What you will do:
Every line of the listing that contains the word "title" is to be copied out.

Data supplied:
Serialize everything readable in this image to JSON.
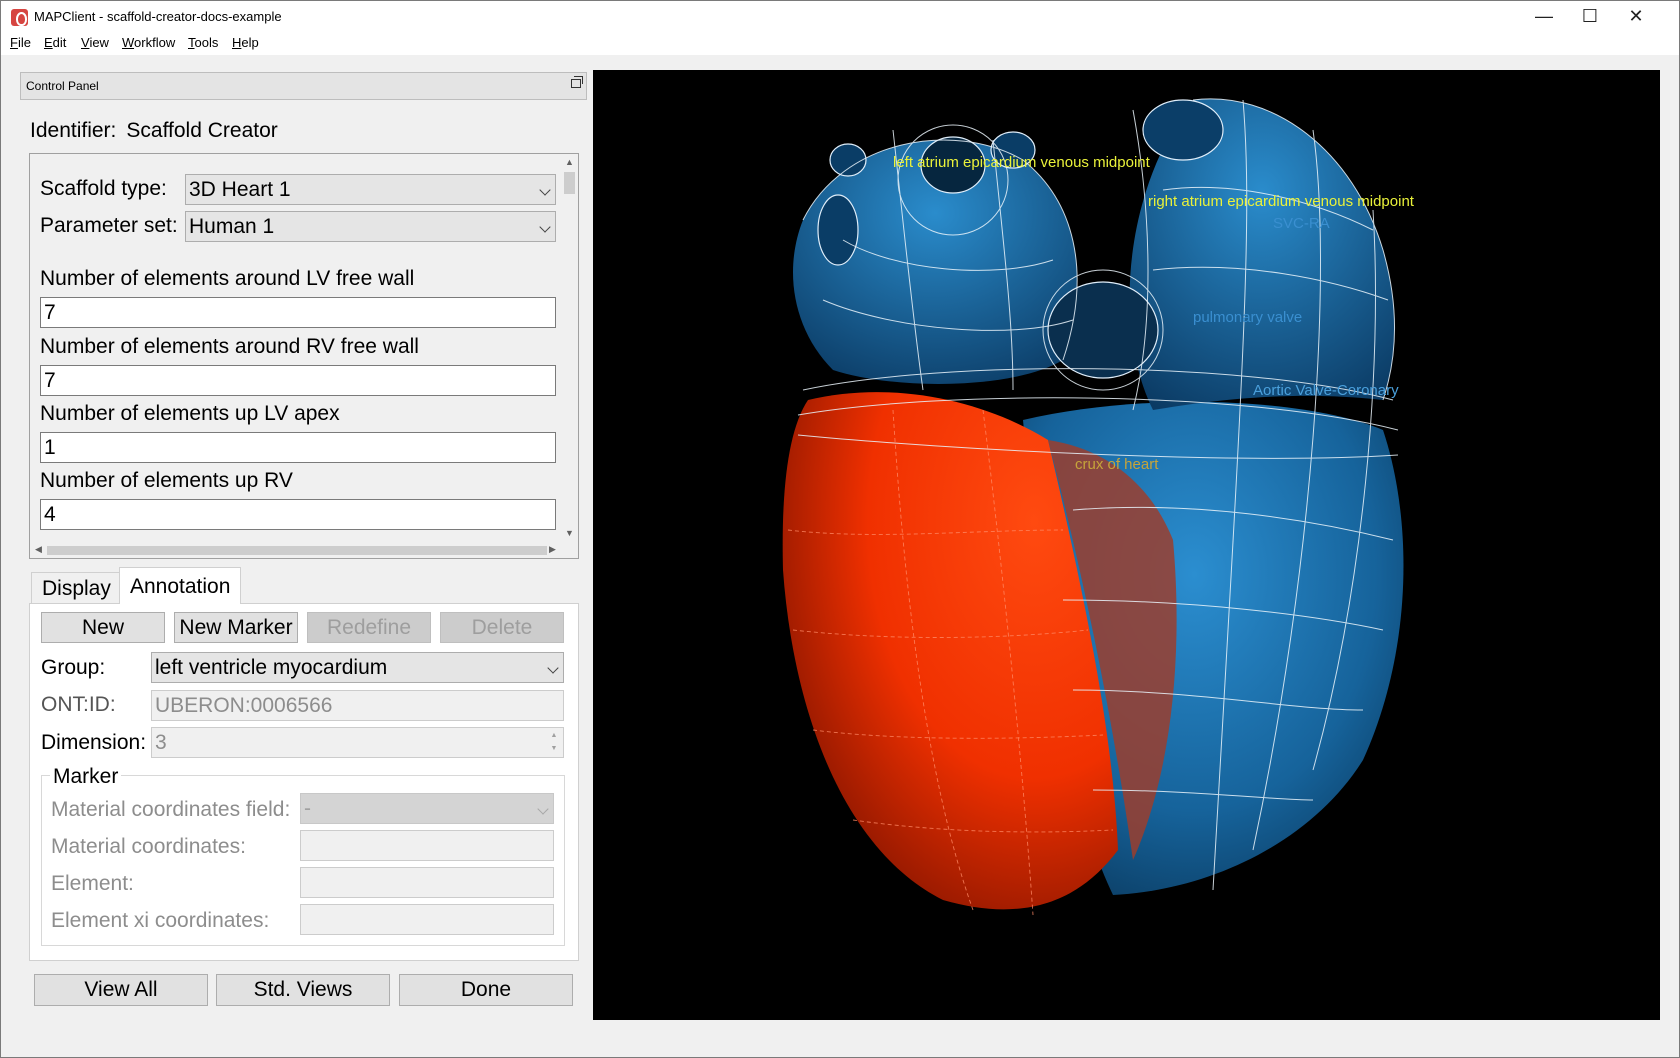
{
  "window": {
    "title": "MAPClient - scaffold-creator-docs-example",
    "minimize_icon": "minimize-icon",
    "maximize_icon": "maximize-icon",
    "close_icon": "close-icon"
  },
  "menu": [
    {
      "label": "File",
      "underline": "F",
      "rest": "ile"
    },
    {
      "label": "Edit",
      "underline": "E",
      "rest": "dit"
    },
    {
      "label": "View",
      "underline": "V",
      "rest": "iew"
    },
    {
      "label": "Workflow",
      "underline": "W",
      "rest": "orkflow"
    },
    {
      "label": "Tools",
      "underline": "T",
      "rest": "ools"
    },
    {
      "label": "Help",
      "underline": "H",
      "rest": "elp"
    }
  ],
  "control_panel": {
    "title": "Control Panel",
    "identifier_label": "Identifier:",
    "identifier_value": "Scaffold Creator"
  },
  "parameters": {
    "scaffold_type_label": "Scaffold type:",
    "scaffold_type_value": "3D Heart 1",
    "parameter_set_label": "Parameter set:",
    "parameter_set_value": "Human 1",
    "fields": [
      {
        "label": "Number of elements around LV free wall",
        "value": "7"
      },
      {
        "label": "Number of elements around RV free wall",
        "value": "7"
      },
      {
        "label": "Number of elements up LV apex",
        "value": "1"
      },
      {
        "label": "Number of elements up RV",
        "value": "4"
      }
    ]
  },
  "tabs": {
    "display": "Display",
    "annotation": "Annotation",
    "active": "Annotation"
  },
  "annotation": {
    "new_button": "New",
    "new_marker_button": "New Marker",
    "redefine_button": "Redefine",
    "delete_button": "Delete",
    "group_label": "Group:",
    "group_value": "left ventricle myocardium",
    "ontid_label": "ONT:ID:",
    "ontid_value": "UBERON:0006566",
    "dimension_label": "Dimension:",
    "dimension_value": "3",
    "marker": {
      "title": "Marker",
      "material_coordinates_field_label": "Material coordinates field:",
      "material_coordinates_field_value": "-",
      "material_coordinates_label": "Material coordinates:",
      "material_coordinates_value": "",
      "element_label": "Element:",
      "element_value": "",
      "element_xi_label": "Element xi coordinates:",
      "element_xi_value": ""
    }
  },
  "bottom_buttons": {
    "view_all": "View All",
    "std_views": "Std. Views",
    "done": "Done"
  },
  "viewer": {
    "background": "#000000",
    "lv_color": "#ff3a10",
    "rv_color": "#1a78b8",
    "label_color": "#eaf23a",
    "labels": [
      "left atrium epicardium venous midpoint",
      "right atrium epicardium venous midpoint",
      "SVC-RA",
      "pulmonary valve",
      "Aortic Valve-Coronary",
      "crux of heart"
    ]
  }
}
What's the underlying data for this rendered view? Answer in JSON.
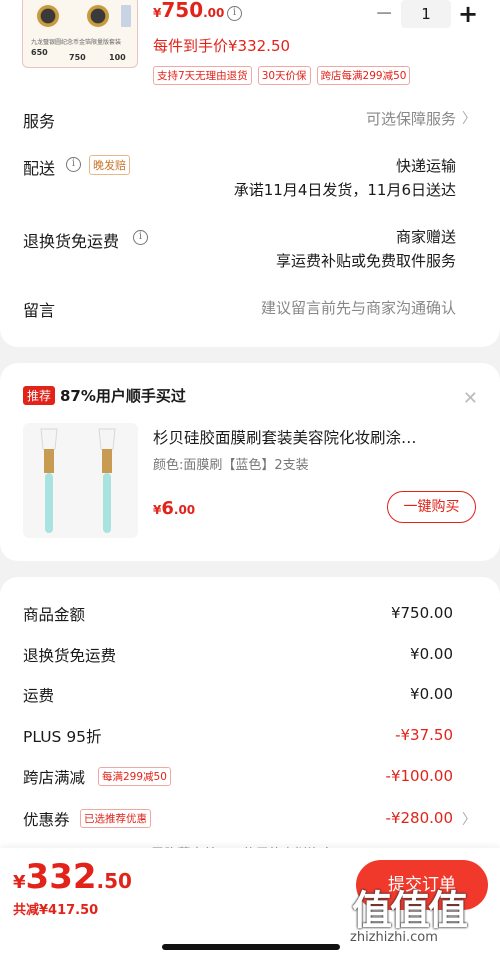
{
  "product": {
    "mini_texts": [
      "九龙璧银圆纪念币金箔限量版套装",
      "龙年纪念",
      "赤盐",
      "7 8 9"
    ],
    "mini_prices": [
      "650",
      "750",
      "100"
    ],
    "price_yen": "¥",
    "price_int": "750",
    "price_dec": ".00",
    "quantity": "1",
    "unit_price": "每件到手价¥332.50",
    "tags": [
      "支持7天无理由退货",
      "30天价保",
      "跨店每满299减50"
    ]
  },
  "service": {
    "label": "服务",
    "value": "可选保障服务"
  },
  "delivery": {
    "label": "配送",
    "tag": "晚发赔",
    "method": "快递运输",
    "promise": "承诺11月4日发货，11月6日送达"
  },
  "returns": {
    "label": "退换货免运费",
    "line1": "商家赠送",
    "line2": "享运费补贴或免费取件服务"
  },
  "message": {
    "label": "留言",
    "placeholder": "建议留言前先与商家沟通确认"
  },
  "recommend": {
    "badge": "推荐",
    "title": "87%用户顺手买过",
    "name": "杉贝硅胶面膜刷套装美容院化妆刷涂…",
    "spec": "颜色:面膜刷【蓝色】2支装",
    "price_yen": "¥",
    "price_int": "6",
    "price_dec": ".00",
    "buy_label": "一键购买"
  },
  "summary": {
    "rows": [
      {
        "label": "商品金额",
        "value": "¥750.00"
      },
      {
        "label": "退换货免运费",
        "value": "¥0.00"
      },
      {
        "label": "运费",
        "value": "¥0.00"
      },
      {
        "label": "PLUS 95折",
        "value": "-¥37.50"
      },
      {
        "label": "跨店满减",
        "value": "-¥100.00",
        "tag": "每满299减50"
      },
      {
        "label": "优惠券",
        "value": "-¥280.00",
        "tag": "已选推荐优惠"
      }
    ],
    "hidden_note": "已隐藏本单不可使用的虚拟资产 ⌄"
  },
  "footer": {
    "total_yen": "¥",
    "total_int": "332",
    "total_dec": ".50",
    "saved": "共减¥417.50",
    "submit_label": "提交订单",
    "watermark": "值值值",
    "watermark_sub": "zhizhizhi.com"
  },
  "colors": {
    "accent": "#e2231a",
    "tag_orange": "#c9752a"
  }
}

Answer to this task:
    "title": "MAPClient - scaffold-creator-docs-example",
    "title": "Control Panel",
      "title": "Marker",
    "title": "87%用户顺手买过",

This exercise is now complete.